Nature never fails to amaze. Currently attracting attention are butterflies of the Amazon that are sipping up the tears of Yellow-spotted Side-necked turtles (Podocnemis unifilus). Experts believe the attraction to the tears is to the salt contained therein. Sodium is a mineral that is hard to come by in the western Amazon, according to Phil Torres, affiliated with Rice University and the Tambopata Research Center, Peru.
Turtles ingest sodium through a primarily carnivorous diet, but the same is not true for herbivores, “They end up needing this extra mineral source,” says Torres in an interview with LiveScience. Butterflies have other sources of sodium they rely on as well: animal urine, puddles, sweaty clothes and people.
Torres says that the activity appears to have little impact on the turtles though it may increase the risk of attracting other predators or obstructing their vision of oncoming threats. Geoff Gallice, graduate student of entomology at the Florida Museum of Natural History, agrees, “the butterflies are taking so little… They simply uptake salt through a process similar to absorption by placing the proboscis on the salt-laden (tears) and passively feed.” In fact, the turtles seem loathe to budge from their sunny spots as the butterflies alight on their shells and noses.
Torres has also witnessed bees in the same activity, drinking turtle tears, though the turtles are not as tolerant of the bees (as shown in the video). Torres suspects it is the buzzing of the wings to which they object.
This phenomenon seems to be particular to the region, other researchers report to LiveScience that they have not observed the butterfly-turtle relationship in much of the Americas.
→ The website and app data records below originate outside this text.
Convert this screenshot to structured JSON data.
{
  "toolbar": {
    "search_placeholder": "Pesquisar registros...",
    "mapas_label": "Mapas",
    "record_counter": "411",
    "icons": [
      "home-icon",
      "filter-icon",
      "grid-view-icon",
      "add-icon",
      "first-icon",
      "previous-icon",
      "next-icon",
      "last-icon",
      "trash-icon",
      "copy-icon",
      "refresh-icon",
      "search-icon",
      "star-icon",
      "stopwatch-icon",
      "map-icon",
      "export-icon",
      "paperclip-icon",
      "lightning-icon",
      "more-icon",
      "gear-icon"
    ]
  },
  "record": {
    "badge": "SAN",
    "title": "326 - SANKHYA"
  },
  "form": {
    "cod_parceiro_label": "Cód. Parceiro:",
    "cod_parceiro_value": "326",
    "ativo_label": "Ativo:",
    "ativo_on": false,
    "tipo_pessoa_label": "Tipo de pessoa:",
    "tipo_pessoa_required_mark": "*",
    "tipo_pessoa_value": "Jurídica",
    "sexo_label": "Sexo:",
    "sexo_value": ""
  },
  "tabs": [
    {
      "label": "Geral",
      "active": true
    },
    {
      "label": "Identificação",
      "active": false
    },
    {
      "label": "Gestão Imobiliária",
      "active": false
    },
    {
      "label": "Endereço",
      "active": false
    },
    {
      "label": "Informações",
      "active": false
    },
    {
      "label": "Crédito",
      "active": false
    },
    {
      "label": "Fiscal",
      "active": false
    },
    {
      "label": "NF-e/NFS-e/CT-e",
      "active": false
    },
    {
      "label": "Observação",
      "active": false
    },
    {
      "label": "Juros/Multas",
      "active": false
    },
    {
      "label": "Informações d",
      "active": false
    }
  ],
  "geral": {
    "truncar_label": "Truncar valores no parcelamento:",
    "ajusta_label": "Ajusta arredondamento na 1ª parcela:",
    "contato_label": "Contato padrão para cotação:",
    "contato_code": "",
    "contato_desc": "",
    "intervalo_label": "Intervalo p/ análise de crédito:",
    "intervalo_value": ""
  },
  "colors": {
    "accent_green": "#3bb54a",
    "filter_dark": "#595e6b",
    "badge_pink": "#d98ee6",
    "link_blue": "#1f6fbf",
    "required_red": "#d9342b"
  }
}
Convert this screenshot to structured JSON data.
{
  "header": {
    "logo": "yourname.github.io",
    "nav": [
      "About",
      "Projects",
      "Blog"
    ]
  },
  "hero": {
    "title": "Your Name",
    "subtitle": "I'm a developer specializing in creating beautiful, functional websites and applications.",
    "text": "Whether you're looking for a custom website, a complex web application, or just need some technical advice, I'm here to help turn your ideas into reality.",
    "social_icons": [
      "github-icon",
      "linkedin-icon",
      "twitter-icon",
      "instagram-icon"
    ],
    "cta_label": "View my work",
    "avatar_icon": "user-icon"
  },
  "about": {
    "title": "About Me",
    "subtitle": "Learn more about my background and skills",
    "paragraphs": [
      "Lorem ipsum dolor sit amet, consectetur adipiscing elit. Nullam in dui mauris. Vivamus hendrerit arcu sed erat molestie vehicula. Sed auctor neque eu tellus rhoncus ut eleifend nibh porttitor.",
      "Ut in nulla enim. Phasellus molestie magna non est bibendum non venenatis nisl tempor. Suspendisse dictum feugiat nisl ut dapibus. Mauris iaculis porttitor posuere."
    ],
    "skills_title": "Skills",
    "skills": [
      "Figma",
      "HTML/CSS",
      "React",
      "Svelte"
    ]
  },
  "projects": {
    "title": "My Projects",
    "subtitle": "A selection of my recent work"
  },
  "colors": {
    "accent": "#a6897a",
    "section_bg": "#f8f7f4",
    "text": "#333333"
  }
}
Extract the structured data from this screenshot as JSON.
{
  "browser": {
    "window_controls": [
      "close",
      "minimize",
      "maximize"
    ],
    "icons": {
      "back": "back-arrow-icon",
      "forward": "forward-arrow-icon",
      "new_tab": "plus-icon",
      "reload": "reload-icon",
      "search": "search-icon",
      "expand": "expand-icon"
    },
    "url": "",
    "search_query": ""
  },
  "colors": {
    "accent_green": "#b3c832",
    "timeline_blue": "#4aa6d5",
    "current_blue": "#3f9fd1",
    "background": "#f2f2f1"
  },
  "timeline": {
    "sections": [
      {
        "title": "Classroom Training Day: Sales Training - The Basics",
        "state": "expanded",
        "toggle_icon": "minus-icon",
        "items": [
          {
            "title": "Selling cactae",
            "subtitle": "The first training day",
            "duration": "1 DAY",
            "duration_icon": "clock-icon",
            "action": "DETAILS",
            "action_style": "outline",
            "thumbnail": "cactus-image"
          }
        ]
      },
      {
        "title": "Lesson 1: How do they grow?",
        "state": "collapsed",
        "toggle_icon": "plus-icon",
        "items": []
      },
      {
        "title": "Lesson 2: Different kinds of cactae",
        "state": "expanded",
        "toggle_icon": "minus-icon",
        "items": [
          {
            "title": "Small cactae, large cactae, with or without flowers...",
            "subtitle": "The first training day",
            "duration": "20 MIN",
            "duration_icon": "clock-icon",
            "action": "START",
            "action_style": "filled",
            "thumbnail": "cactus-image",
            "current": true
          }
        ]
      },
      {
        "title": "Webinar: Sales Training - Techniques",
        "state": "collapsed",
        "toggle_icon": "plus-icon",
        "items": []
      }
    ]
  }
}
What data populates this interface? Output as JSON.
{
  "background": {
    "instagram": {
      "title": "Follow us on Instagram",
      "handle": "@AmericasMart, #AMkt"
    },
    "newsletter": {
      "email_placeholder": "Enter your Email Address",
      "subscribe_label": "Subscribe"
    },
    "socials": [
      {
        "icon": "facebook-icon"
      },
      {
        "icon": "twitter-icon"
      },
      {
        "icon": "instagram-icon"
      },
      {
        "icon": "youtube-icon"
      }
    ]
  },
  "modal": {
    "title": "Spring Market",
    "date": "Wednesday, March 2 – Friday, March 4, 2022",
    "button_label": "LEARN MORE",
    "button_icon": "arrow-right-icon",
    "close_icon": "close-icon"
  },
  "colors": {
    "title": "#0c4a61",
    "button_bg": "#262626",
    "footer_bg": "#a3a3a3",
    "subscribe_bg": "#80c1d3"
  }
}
The western Amazon lacks in sodium because it is over 1,000 miles from what would be the primary source of salt, the Atlantic Ocean, and the Andes Mountains restrict it from mineral particles that would be blown in by the wind.
The Tambopata Research Center is located in the remote reaches of the Amazon, only accessible by boat on the Tambopata River. The Tambopata National Reserve covers 700,000 hectares and is a headquarters for researching and exploring Amazonian nature, wildlife and habitats.
[Image and Video via Jeff Cremer, Perunature.com]